It has been a similar story in nursing homes around the country as the virus spread through Ireland's most vulnerable community. 

More than 840 care home residents have died from COVID-19 in Ireland, more than half of the country's coronavirus death toll. 

The International Long Term Care Policy Network (ILPN) said that approximately 62% of Ireland's 1,592 confirmed coronavirus deaths had been directly related to care homes. That is roughly equal to 1,000 deaths. 

The ILPN studied 16 countries for its report and found that only Canada (82%) has recorded a higher percentage of care home fatalities. 

However, the ILPN noted that Ireland and Canada recorded both confirmed and probable COVID-19 deaths in care homes while other countries, like Germany and Austria, only recorded confirmed COVID-19 deaths. 

The number of deaths in Irish care homes is automatically larger as a result. 

The family of a woman who died in the same nursing home as Brian Murrayhill is now calling for a full statutory inquiry to examine the number of deaths in Irish care homes. 

Rose Hegarty, 84, also died at St. Mary's Hospital in the Phoenix Park in Dublin, and her niece Jane Carrigan believes that an inquiry could answer whether more could have been done to protect care home residents. 

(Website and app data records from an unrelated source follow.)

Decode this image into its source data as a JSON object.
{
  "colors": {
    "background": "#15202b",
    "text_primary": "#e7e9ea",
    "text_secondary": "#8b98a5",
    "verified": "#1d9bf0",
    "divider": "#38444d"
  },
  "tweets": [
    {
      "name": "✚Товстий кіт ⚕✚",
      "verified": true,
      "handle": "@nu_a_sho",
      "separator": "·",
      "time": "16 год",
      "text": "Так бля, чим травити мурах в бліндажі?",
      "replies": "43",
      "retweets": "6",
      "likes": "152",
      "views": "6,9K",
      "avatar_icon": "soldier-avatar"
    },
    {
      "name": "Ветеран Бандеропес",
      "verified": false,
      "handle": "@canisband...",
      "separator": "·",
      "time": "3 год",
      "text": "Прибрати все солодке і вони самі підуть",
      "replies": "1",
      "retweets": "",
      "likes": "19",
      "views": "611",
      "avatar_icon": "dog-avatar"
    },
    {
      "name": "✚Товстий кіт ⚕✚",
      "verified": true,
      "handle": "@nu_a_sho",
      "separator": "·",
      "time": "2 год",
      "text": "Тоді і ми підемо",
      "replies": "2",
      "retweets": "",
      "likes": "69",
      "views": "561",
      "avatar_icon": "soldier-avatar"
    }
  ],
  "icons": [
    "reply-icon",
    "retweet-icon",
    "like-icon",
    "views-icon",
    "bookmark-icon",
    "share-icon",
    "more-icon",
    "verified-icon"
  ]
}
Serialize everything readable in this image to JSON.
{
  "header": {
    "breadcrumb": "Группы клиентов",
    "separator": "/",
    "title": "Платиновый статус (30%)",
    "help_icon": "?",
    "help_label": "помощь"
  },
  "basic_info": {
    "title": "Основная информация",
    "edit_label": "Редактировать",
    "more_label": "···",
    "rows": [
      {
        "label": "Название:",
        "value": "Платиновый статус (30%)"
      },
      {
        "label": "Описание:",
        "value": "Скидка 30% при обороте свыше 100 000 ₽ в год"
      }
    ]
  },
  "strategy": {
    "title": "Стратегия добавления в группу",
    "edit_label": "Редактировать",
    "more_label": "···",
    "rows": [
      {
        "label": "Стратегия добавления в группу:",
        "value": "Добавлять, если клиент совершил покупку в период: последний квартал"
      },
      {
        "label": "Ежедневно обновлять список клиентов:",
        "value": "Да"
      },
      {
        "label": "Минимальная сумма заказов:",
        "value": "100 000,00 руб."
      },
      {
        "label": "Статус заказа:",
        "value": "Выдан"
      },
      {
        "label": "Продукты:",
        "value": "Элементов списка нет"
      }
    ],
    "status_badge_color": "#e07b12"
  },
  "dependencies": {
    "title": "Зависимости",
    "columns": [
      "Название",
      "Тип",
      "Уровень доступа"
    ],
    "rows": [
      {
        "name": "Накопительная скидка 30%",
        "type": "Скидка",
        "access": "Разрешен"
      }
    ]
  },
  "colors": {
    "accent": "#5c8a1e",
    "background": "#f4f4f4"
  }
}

She also believes that an inquiry would give a voice to care home residents and the families of COVID-19 victims. 

St. Mary's Hospital has commissioned a review to investigate a whistleblower's claims that the care home lacked sufficient PPE, testing capacity and additionally failed to properly isolate residents when the virus was first diagnosed in the home in March. 

Meanwhile, Minister for Health Simon Harris announced Saturday that a COVID-19 nursing home expert panel is to be established to ensure that the best safeguards are in place to protect care home residents. The panel will consist of four members, including a senior nurse, a public health expert, a geriatrician and a public interest representative. 

Read more: Ireland has let down its elderly in the COVID-19 fight